BEGIN Data to use
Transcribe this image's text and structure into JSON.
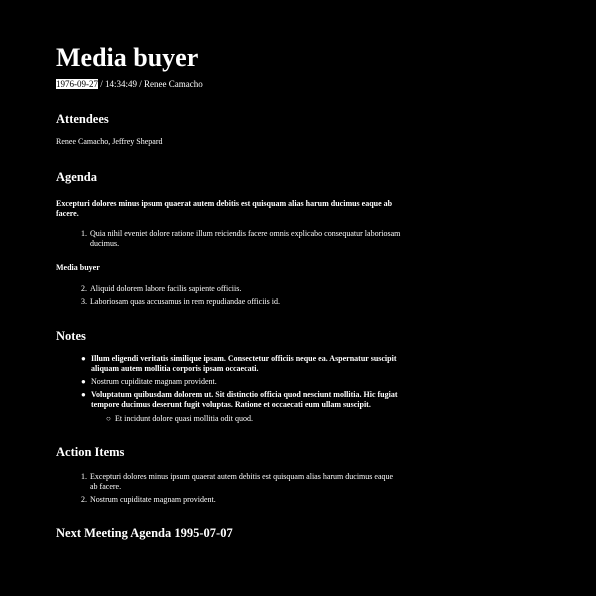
{
  "title": "Media buyer",
  "meta": {
    "date": "1976-09-27",
    "rest": "/ 14:34:49 / Renee Camacho"
  },
  "attendees": {
    "heading": "Attendees",
    "names": "Renee Camacho, Jeffrey Shepard"
  },
  "agenda": {
    "heading": "Agenda",
    "intro": "Excepturi dolores minus ipsum quaerat autem debitis est quisquam alias harum ducimus eaque ab facere.",
    "items_a": [
      {
        "marker": "1.",
        "text": "Quia nihil eveniet dolore ratione illum reiciendis facere omnis explicabo consequatur laboriosam ducimus."
      }
    ],
    "subheading": "Media buyer",
    "items_b": [
      {
        "marker": "2.",
        "text": "Aliquid dolorem labore facilis sapiente officiis."
      },
      {
        "marker": "3.",
        "text": "Laboriosam quas accusamus in rem repudiandae officiis id."
      }
    ]
  },
  "notes": {
    "heading": "Notes",
    "items": [
      {
        "marker": "●",
        "text": "Illum eligendi veritatis similique ipsam. Consectetur officiis neque ea. Aspernatur suscipit aliquam autem mollitia corporis ipsam occaecati."
      },
      {
        "marker": "●",
        "text": "Nostrum cupiditate magnam provident."
      },
      {
        "marker": "●",
        "text": "Voluptatum quibusdam dolorem ut. Sit distinctio officia quod nesciunt mollitia. Hic fugiat tempore ducimus deserunt fugit voluptas. Ratione et occaecati eum ullam suscipit."
      }
    ],
    "sub_items": [
      {
        "marker": "○",
        "text": "Et incidunt dolore quasi mollitia odit quod."
      }
    ]
  },
  "action_items": {
    "heading": "Action Items",
    "items": [
      {
        "marker": "1.",
        "text": "Excepturi dolores minus ipsum quaerat autem debitis est quisquam alias harum ducimus eaque ab facere."
      },
      {
        "marker": "2.",
        "text": "Nostrum cupiditate magnam provident."
      }
    ]
  },
  "next_meeting": {
    "heading": "Next Meeting Agenda 1995-07-07"
  }
}
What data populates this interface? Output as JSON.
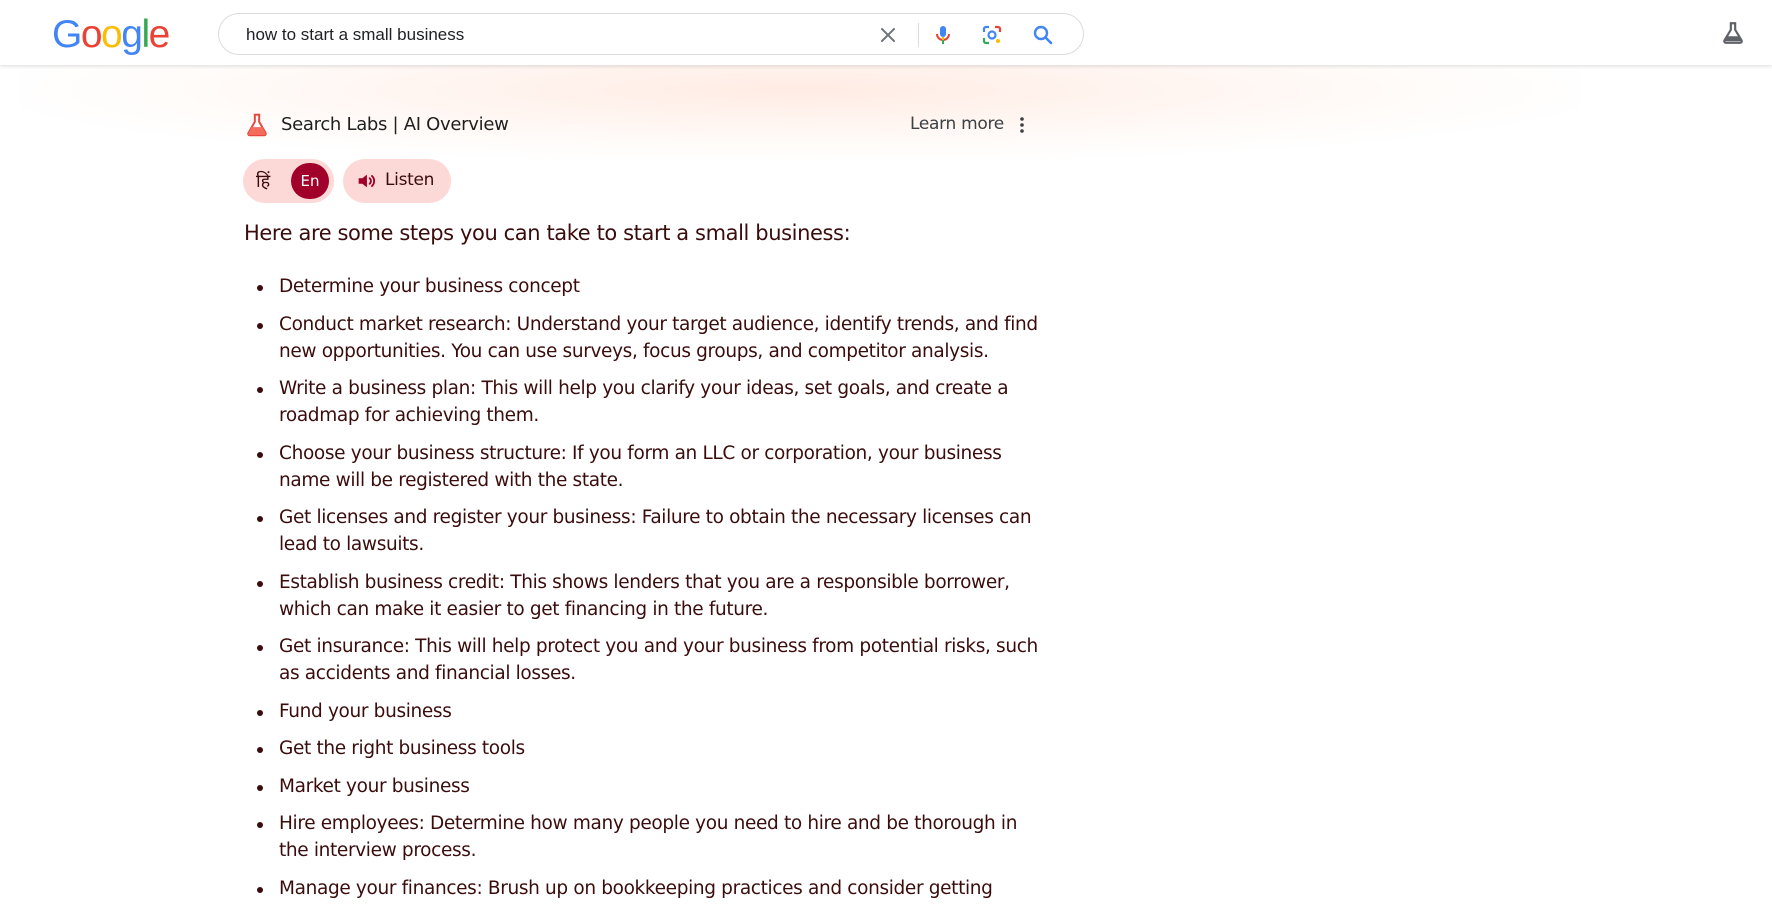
{
  "header": {
    "logo_letters": [
      {
        "char": "G",
        "color": "#4285F4"
      },
      {
        "char": "o",
        "color": "#EA4335"
      },
      {
        "char": "o",
        "color": "#FBBC05"
      },
      {
        "char": "g",
        "color": "#4285F4"
      },
      {
        "char": "l",
        "color": "#34A853"
      },
      {
        "char": "e",
        "color": "#EA4335"
      }
    ],
    "search": {
      "query": "how to start a small business",
      "icons": [
        "clear-icon",
        "mic-icon",
        "lens-icon",
        "search-icon"
      ]
    },
    "labs_icon": "labs-flask-icon"
  },
  "ai_overview": {
    "title": "Search Labs | AI Overview",
    "learn_more": "Learn more",
    "lang_hindi": "हिं",
    "lang_english": "En",
    "listen_label": "Listen",
    "intro": "Here are some steps you can take to start a small business:",
    "steps": [
      "Determine your business concept",
      "Conduct market research: Understand your target audience, identify trends, and find new opportunities. You can use surveys, focus groups, and competitor analysis.",
      "Write a business plan: This will help you clarify your ideas, set goals, and create a roadmap for achieving them.",
      "Choose your business structure: If you form an LLC or corporation, your business name will be registered with the state.",
      "Get licenses and register your business: Failure to obtain the necessary licenses can lead to lawsuits.",
      "Establish business credit: This shows lenders that you are a responsible borrower, which can make it easier to get financing in the future.",
      "Get insurance: This will help protect you and your business from potential risks, such as accidents and financial losses.",
      "Fund your business",
      "Get the right business tools",
      "Market your business",
      "Hire employees: Determine how many people you need to hire and be thorough in the interview process.",
      "Manage your finances: Brush up on bookkeeping practices and consider getting"
    ]
  },
  "colors": {
    "accent": "#a1002a",
    "pill_bg": "#fcd9d6",
    "text": "#3a0c0c"
  }
}
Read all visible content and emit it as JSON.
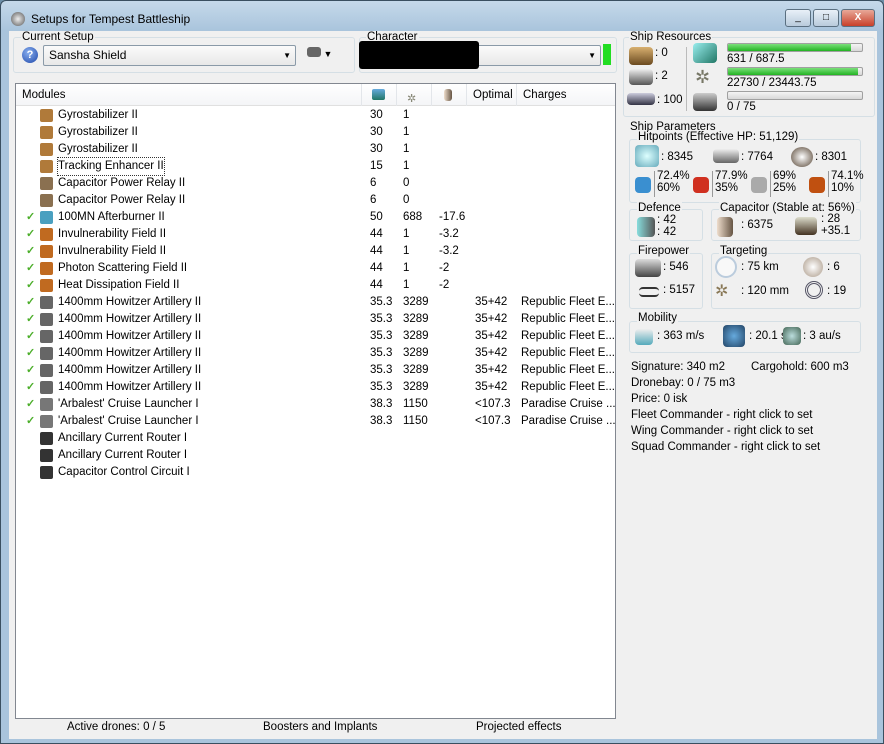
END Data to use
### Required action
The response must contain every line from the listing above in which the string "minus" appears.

### Result below
    "intro": "Excepturi dolores minus ipsum quaerat autem debitis est quisquam alias harum ducimus eaque ab facere.",
        "text": "Excepturi dolores minus ipsum quaerat autem debitis est quisquam alias harum ducimus eaque ab facere."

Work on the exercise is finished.